- Task statement
Identify each line below containing the string "count" and copy it.

- Provided material

****

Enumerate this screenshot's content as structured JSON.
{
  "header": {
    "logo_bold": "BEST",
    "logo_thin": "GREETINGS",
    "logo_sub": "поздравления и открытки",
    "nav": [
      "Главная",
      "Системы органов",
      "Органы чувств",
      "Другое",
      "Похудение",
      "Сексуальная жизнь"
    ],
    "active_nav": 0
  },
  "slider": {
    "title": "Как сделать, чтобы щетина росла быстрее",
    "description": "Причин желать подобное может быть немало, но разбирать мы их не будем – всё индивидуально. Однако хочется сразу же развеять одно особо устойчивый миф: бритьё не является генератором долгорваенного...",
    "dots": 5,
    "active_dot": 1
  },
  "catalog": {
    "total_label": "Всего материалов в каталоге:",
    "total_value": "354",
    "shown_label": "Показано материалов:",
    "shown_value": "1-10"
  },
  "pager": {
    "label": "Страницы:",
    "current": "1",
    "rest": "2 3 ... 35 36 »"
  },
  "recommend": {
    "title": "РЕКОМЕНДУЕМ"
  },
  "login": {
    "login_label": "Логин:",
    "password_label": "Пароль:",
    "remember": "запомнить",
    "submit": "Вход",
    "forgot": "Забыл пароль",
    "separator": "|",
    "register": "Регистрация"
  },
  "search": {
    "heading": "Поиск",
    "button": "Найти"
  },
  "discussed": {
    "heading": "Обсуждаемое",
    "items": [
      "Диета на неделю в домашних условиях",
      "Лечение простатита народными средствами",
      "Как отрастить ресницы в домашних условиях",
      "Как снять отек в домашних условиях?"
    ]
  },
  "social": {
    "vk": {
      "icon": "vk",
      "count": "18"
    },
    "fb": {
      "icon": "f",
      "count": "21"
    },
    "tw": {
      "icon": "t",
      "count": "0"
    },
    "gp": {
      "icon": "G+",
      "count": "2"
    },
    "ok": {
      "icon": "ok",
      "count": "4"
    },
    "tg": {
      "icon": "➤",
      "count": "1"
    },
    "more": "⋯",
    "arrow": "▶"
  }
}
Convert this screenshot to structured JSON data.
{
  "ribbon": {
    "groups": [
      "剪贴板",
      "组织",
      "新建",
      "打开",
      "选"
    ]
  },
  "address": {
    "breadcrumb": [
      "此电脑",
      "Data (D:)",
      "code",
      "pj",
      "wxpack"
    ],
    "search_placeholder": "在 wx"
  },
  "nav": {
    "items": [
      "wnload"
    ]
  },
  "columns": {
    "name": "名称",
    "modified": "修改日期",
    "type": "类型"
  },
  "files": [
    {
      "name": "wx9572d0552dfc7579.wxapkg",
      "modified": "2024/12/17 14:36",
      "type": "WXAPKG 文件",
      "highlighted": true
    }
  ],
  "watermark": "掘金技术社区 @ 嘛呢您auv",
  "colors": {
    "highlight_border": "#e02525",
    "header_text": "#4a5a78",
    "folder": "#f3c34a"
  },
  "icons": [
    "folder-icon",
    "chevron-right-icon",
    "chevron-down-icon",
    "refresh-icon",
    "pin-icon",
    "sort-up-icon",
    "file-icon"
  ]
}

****

- Task result
      "count": "18"
      "count": "21"
      "count": "0"
      "count": "2"
      "count": "4"
      "count": "1"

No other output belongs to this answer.